::: Records to use :::

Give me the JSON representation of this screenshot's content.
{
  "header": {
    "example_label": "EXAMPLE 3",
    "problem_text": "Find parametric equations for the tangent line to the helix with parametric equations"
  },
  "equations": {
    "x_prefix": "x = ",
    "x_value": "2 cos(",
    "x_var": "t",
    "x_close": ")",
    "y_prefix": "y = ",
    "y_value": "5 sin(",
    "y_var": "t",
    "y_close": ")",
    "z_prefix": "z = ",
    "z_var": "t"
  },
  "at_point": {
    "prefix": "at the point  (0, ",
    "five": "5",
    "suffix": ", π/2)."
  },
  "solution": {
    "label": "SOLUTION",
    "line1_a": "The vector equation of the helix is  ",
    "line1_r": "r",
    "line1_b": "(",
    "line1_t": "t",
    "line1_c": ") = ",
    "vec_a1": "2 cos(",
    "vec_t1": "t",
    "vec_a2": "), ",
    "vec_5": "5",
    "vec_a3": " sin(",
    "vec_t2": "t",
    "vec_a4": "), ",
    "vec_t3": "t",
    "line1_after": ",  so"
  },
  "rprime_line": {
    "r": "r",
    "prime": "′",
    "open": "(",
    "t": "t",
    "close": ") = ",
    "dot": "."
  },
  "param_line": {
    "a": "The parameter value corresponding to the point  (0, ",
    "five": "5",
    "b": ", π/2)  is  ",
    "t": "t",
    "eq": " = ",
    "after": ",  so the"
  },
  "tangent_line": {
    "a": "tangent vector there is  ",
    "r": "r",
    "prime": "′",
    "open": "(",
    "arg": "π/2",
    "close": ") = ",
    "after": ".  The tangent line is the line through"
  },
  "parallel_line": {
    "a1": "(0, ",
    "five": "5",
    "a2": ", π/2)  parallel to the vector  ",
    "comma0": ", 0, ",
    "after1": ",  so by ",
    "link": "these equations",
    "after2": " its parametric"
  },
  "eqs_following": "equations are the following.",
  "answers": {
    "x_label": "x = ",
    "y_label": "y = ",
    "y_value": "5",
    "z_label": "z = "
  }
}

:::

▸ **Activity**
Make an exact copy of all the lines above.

▸ **Task result**
Give me the JSON representation of this screenshot's content.
{
  "header": {
    "example_label": "EXAMPLE 3",
    "problem_text": "Find parametric equations for the tangent line to the helix with parametric equations"
  },
  "equations": {
    "x_prefix": "x = ",
    "x_value": "2 cos(",
    "x_var": "t",
    "x_close": ")",
    "y_prefix": "y = ",
    "y_value": "5 sin(",
    "y_var": "t",
    "y_close": ")",
    "z_prefix": "z = ",
    "z_var": "t"
  },
  "at_point": {
    "prefix": "at the point  (0, ",
    "five": "5",
    "suffix": ", π/2)."
  },
  "solution": {
    "label": "SOLUTION",
    "line1_a": "The vector equation of the helix is  ",
    "line1_r": "r",
    "line1_b": "(",
    "line1_t": "t",
    "line1_c": ") = ",
    "vec_a1": "2 cos(",
    "vec_t1": "t",
    "vec_a2": "), ",
    "vec_5": "5",
    "vec_a3": " sin(",
    "vec_t2": "t",
    "vec_a4": "), ",
    "vec_t3": "t",
    "line1_after": ",  so"
  },
  "rprime_line": {
    "r": "r",
    "prime": "′",
    "open": "(",
    "t": "t",
    "close": ") = ",
    "dot": "."
  },
  "param_line": {
    "a": "The parameter value corresponding to the point  (0, ",
    "five": "5",
    "b": ", π/2)  is  ",
    "t": "t",
    "eq": " = ",
    "after": ",  so the"
  },
  "tangent_line": {
    "a": "tangent vector there is  ",
    "r": "r",
    "prime": "′",
    "open": "(",
    "arg": "π/2",
    "close": ") = ",
    "after": ".  The tangent line is the line through"
  },
  "parallel_line": {
    "a1": "(0, ",
    "five": "5",
    "a2": ", π/2)  parallel to the vector  ",
    "comma0": ", 0, ",
    "after1": ",  so by ",
    "link": "these equations",
    "after2": " its parametric"
  },
  "eqs_following": "equations are the following.",
  "answers": {
    "x_label": "x = ",
    "y_label": "y = ",
    "y_value": "5",
    "z_label": "z = "
  }
}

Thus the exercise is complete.